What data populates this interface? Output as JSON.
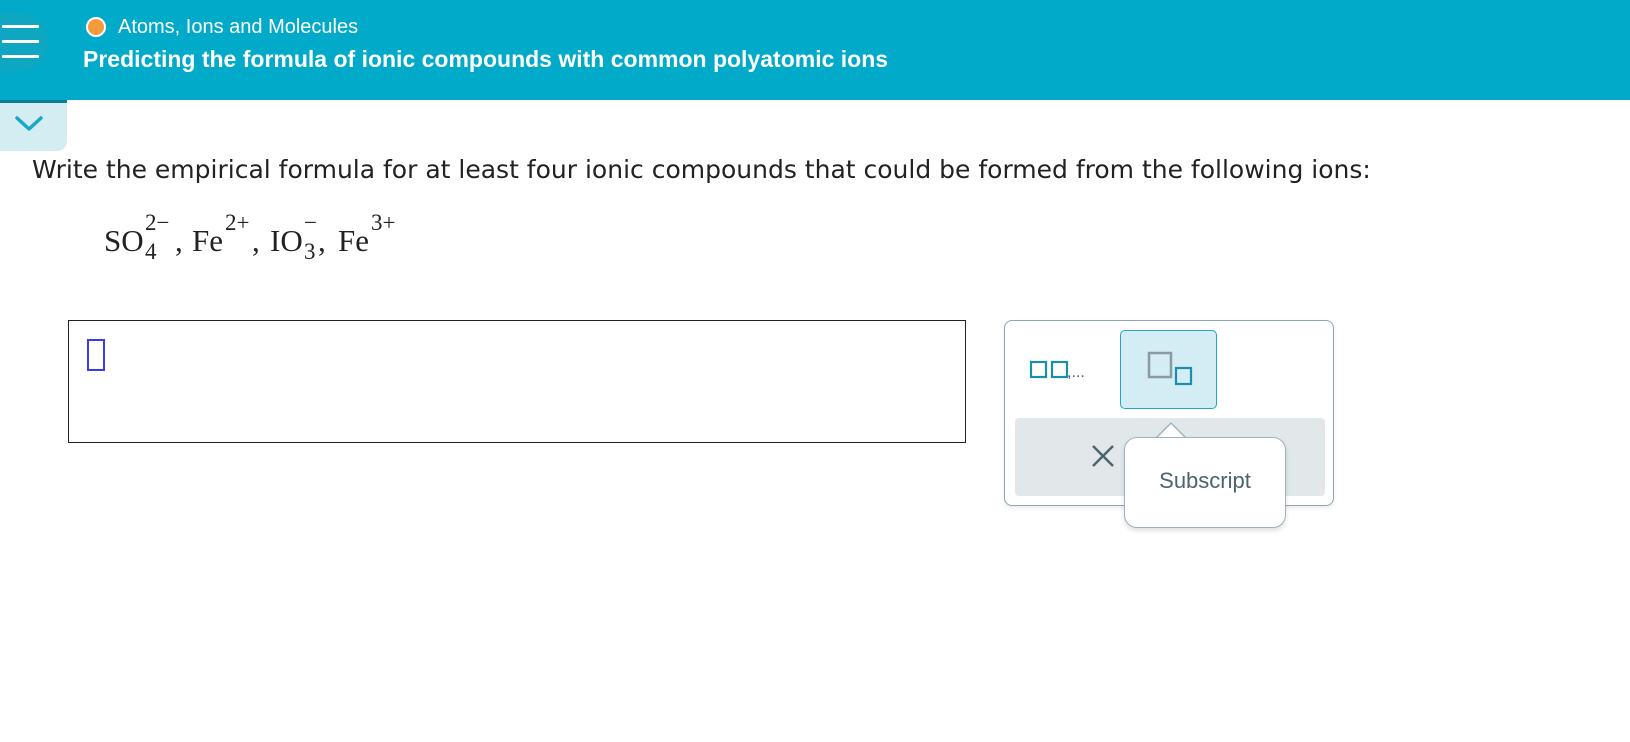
{
  "header": {
    "topic": "Atoms, Ions and Molecules",
    "title": "Predicting the formula of ionic compounds with common polyatomic ions",
    "topic_dot_color": "#f59a3c",
    "bar_color": "#01aac9",
    "menu_icon": "hamburger-icon"
  },
  "nav": {
    "collapse_icon": "chevron-down-icon"
  },
  "question": {
    "prompt": "Write the empirical formula for at least four ionic compounds that could be formed from the following ions:",
    "ions": [
      {
        "symbol": "SO",
        "subscript": "4",
        "charge": "2−"
      },
      {
        "symbol": "Fe",
        "subscript": "",
        "charge": "2+"
      },
      {
        "symbol": "IO",
        "subscript": "3",
        "charge": "−"
      },
      {
        "symbol": "Fe",
        "subscript": "",
        "charge": "3+"
      }
    ],
    "separator": ","
  },
  "answer": {
    "value": ""
  },
  "palette": {
    "list_button_icon": "comma-list-icon",
    "list_button_text": ",...",
    "subscript_button_icon": "subscript-icon",
    "clear_icon": "close-icon",
    "tooltip": "Subscript"
  }
}
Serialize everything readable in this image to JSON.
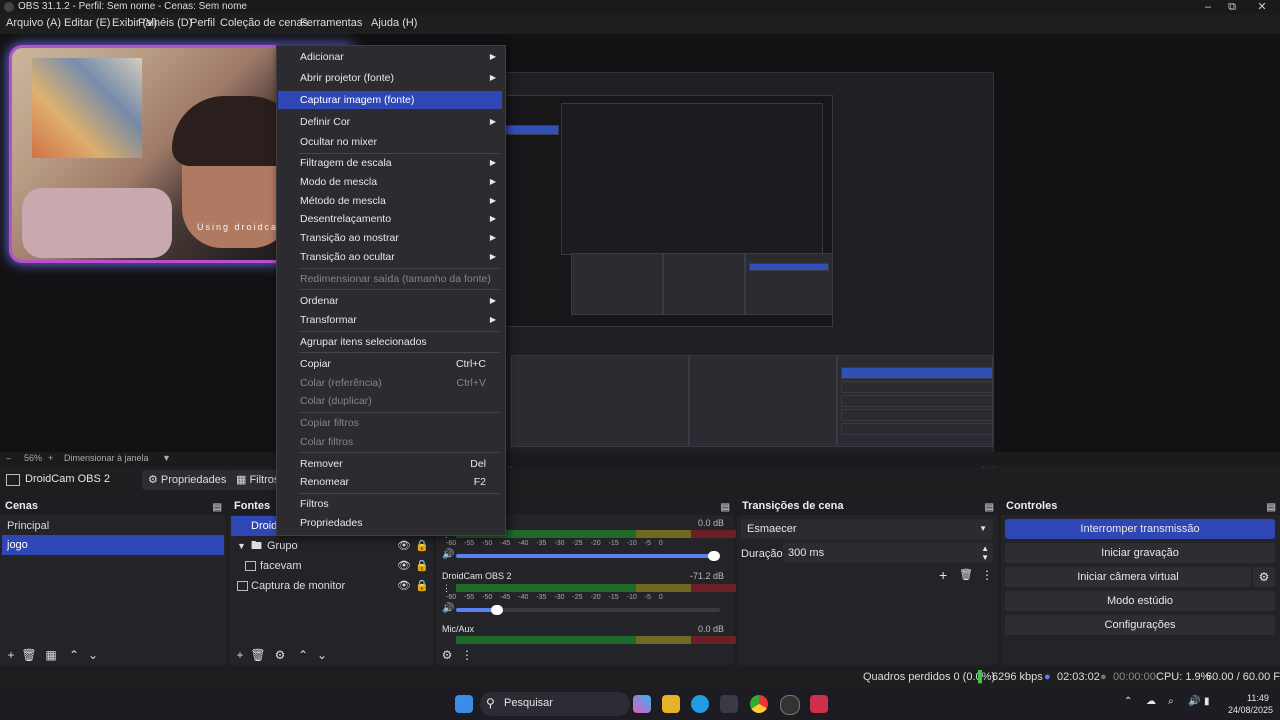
{
  "window": {
    "title": "OBS 31.1.2 - Perfil: Sem nome - Cenas: Sem nome"
  },
  "menubar": [
    "Arquivo (A)",
    "Editar (E)",
    "Exibir (V)",
    "Painéis (D)",
    "Perfil",
    "Coleção de cenas",
    "Ferramentas",
    "Ajuda (H)"
  ],
  "webcam": {
    "watermark": "Using droidcam.app"
  },
  "zoombar": {
    "zoom": "56%",
    "resize_label": "Dimensionar à janela"
  },
  "source_toolbar": {
    "selected_source": "DroidCam OBS 2",
    "properties_label": "Propriedades",
    "filters_label": "Filtros"
  },
  "scenes": {
    "title": "Cenas",
    "items": [
      {
        "label": "Principal",
        "selected": false
      },
      {
        "label": "jogo",
        "selected": true
      }
    ]
  },
  "sources": {
    "title": "Fontes",
    "items": [
      {
        "label": "DroidCam OBS 2",
        "selected": true,
        "indent": 0
      },
      {
        "label": "Grupo",
        "selected": false,
        "indent": 0
      },
      {
        "label": "facevam",
        "selected": false,
        "indent": 1
      },
      {
        "label": "Captura de monitor",
        "selected": false,
        "indent": 0
      }
    ]
  },
  "mixer": {
    "ticks": "-60 -55 -50 -45 -40 -35 -30 -25 -20 -15 -10 -5 0",
    "channels": [
      {
        "name": "",
        "db": "0.0 dB",
        "volume": 1.0
      },
      {
        "name": "DroidCam OBS 2",
        "db": "-71.2 dB",
        "volume": 0.14
      },
      {
        "name": "Mic/Aux",
        "db": "0.0 dB",
        "volume": 1.0
      }
    ]
  },
  "transitions": {
    "title": "Transições de cena",
    "selected": "Esmaecer",
    "duration_label": "Duração",
    "duration_value": "300 ms"
  },
  "controls": {
    "title": "Controles",
    "buttons": [
      {
        "label": "Interromper transmissão",
        "active": true
      },
      {
        "label": "Iniciar gravação",
        "active": false
      },
      {
        "label": "Iniciar câmera virtual",
        "active": false
      },
      {
        "label": "Modo estúdio",
        "active": false
      },
      {
        "label": "Configurações",
        "active": false
      }
    ]
  },
  "status": {
    "dropped": "Quadros perdidos 0 (0.0%)",
    "bitrate": "6296 kbps",
    "stream_time": "02:03:02",
    "rec_time": "00:00:00",
    "cpu": "CPU: 1.9%",
    "fps": "60.00 / 60.00 FPS"
  },
  "taskbar": {
    "search_label": "Pesquisar",
    "time": "11:49",
    "date": "24/08/2025"
  },
  "context_menu": {
    "items": [
      {
        "label": "Adicionar",
        "shortcut": "",
        "submenu": true,
        "disabled": false,
        "highlight": false
      },
      {
        "label": "Abrir projetor (fonte)",
        "shortcut": "",
        "submenu": true,
        "disabled": false,
        "highlight": false
      },
      {
        "label": "Capturar imagem (fonte)",
        "shortcut": "",
        "submenu": false,
        "disabled": false,
        "highlight": true
      },
      {
        "label": "Definir Cor",
        "shortcut": "",
        "submenu": true,
        "disabled": false,
        "highlight": false
      },
      {
        "label": "Ocultar no mixer",
        "shortcut": "",
        "submenu": false,
        "disabled": false,
        "highlight": false
      },
      {
        "label": "Filtragem de escala",
        "shortcut": "",
        "submenu": true,
        "disabled": false,
        "highlight": false
      },
      {
        "label": "Modo de mescla",
        "shortcut": "",
        "submenu": true,
        "disabled": false,
        "highlight": false
      },
      {
        "label": "Método de mescla",
        "shortcut": "",
        "submenu": true,
        "disabled": false,
        "highlight": false
      },
      {
        "label": "Desentrelaçamento",
        "shortcut": "",
        "submenu": true,
        "disabled": false,
        "highlight": false
      },
      {
        "label": "Transição ao mostrar",
        "shortcut": "",
        "submenu": true,
        "disabled": false,
        "highlight": false
      },
      {
        "label": "Transição ao ocultar",
        "shortcut": "",
        "submenu": true,
        "disabled": false,
        "highlight": false
      },
      {
        "label": "Redimensionar saída (tamanho da fonte)",
        "shortcut": "",
        "submenu": false,
        "disabled": true,
        "highlight": false
      },
      {
        "label": "Ordenar",
        "shortcut": "",
        "submenu": true,
        "disabled": false,
        "highlight": false
      },
      {
        "label": "Transformar",
        "shortcut": "",
        "submenu": true,
        "disabled": false,
        "highlight": false
      },
      {
        "label": "Agrupar itens selecionados",
        "shortcut": "",
        "submenu": false,
        "disabled": false,
        "highlight": false
      },
      {
        "label": "Copiar",
        "shortcut": "Ctrl+C",
        "submenu": false,
        "disabled": false,
        "highlight": false
      },
      {
        "label": "Colar (referência)",
        "shortcut": "Ctrl+V",
        "submenu": false,
        "disabled": true,
        "highlight": false
      },
      {
        "label": "Colar (duplicar)",
        "shortcut": "",
        "submenu": false,
        "disabled": true,
        "highlight": false
      },
      {
        "label": "Copiar filtros",
        "shortcut": "",
        "submenu": false,
        "disabled": true,
        "highlight": false
      },
      {
        "label": "Colar filtros",
        "shortcut": "",
        "submenu": false,
        "disabled": true,
        "highlight": false
      },
      {
        "label": "Remover",
        "shortcut": "Del",
        "submenu": false,
        "disabled": false,
        "highlight": false
      },
      {
        "label": "Renomear",
        "shortcut": "F2",
        "submenu": false,
        "disabled": false,
        "highlight": false
      },
      {
        "label": "Filtros",
        "shortcut": "",
        "submenu": false,
        "disabled": false,
        "highlight": false
      },
      {
        "label": "Propriedades",
        "shortcut": "",
        "submenu": false,
        "disabled": false,
        "highlight": false
      }
    ]
  }
}
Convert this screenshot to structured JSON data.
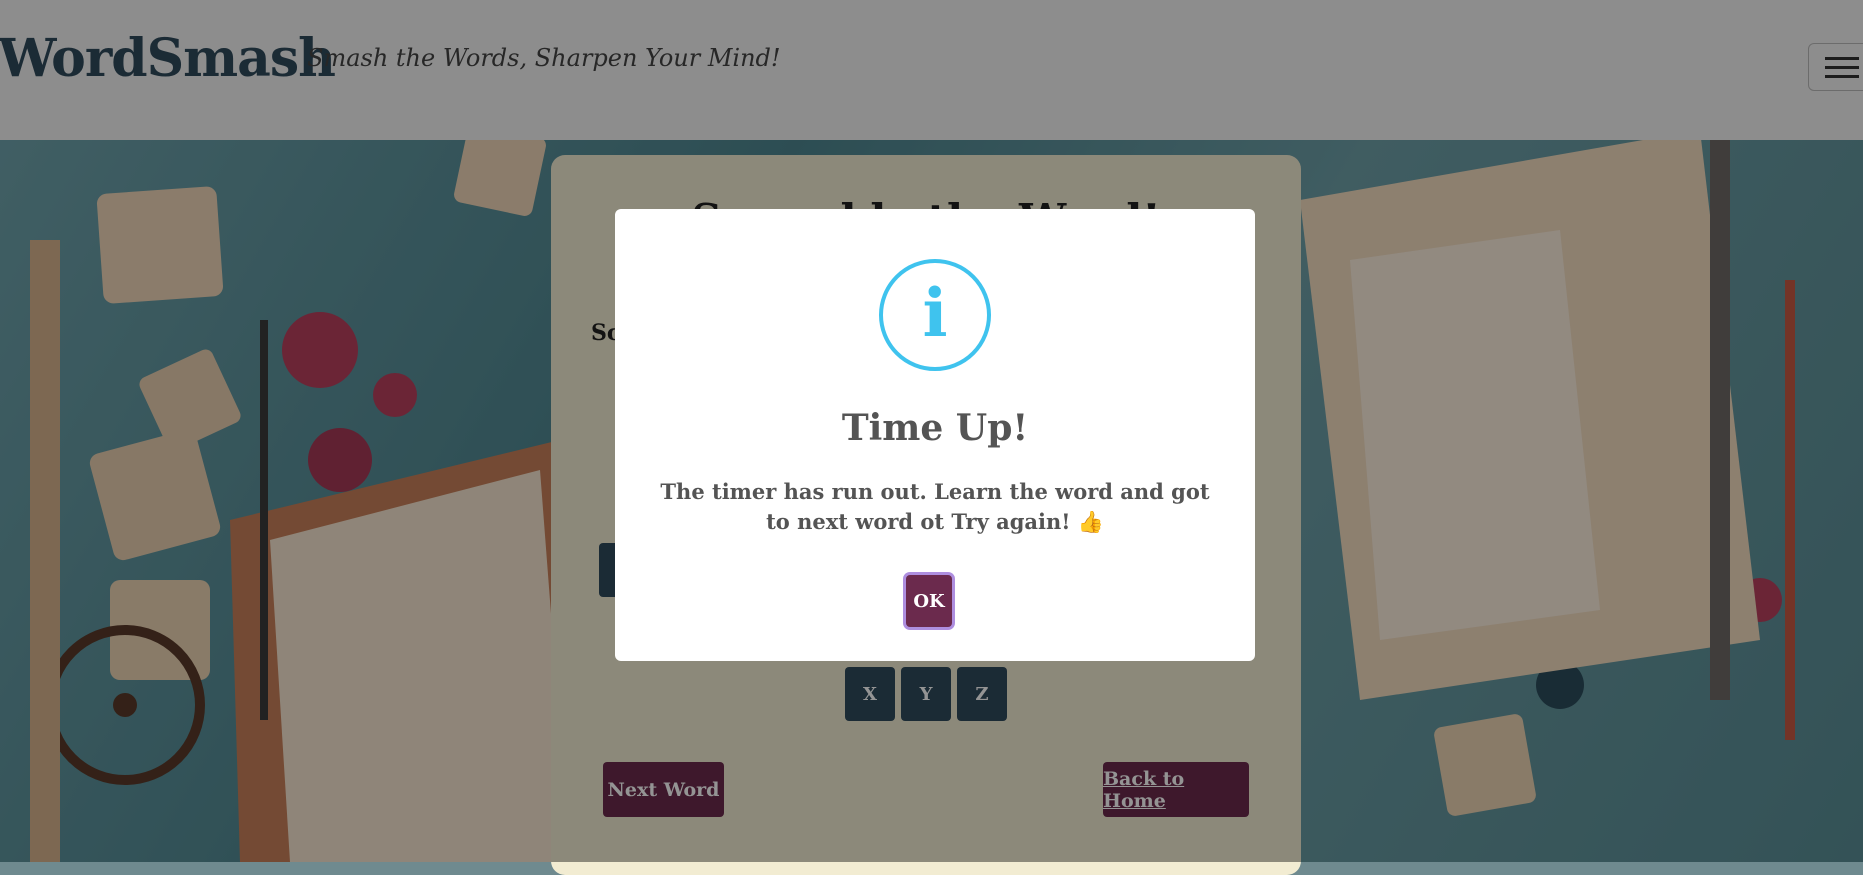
{
  "header": {
    "brand": "WordSmash",
    "tagline": "Smash the Words, Sharpen Your Mind!"
  },
  "game": {
    "title": "Scramble the Word!",
    "score_label": "Sc",
    "letters": [
      "X",
      "Y",
      "Z"
    ],
    "next_word_label": "Next Word",
    "back_home_label": "Back to Home"
  },
  "dialog": {
    "icon": "info-icon",
    "icon_glyph": "i",
    "title": "Time Up!",
    "message": "The timer has run out. Learn the word and got to next word ot Try again! 👍",
    "ok_label": "OK"
  },
  "colors": {
    "brand": "#2f4a5c",
    "accent": "#6b2a4d",
    "info": "#3fc3ee"
  }
}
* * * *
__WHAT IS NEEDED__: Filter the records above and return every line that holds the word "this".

__FINAL ANSWER__:
What data populates this interface? Output as JSON.
Serialize everything readable in this image to JSON.
Convert this screenshot to structured JSON data.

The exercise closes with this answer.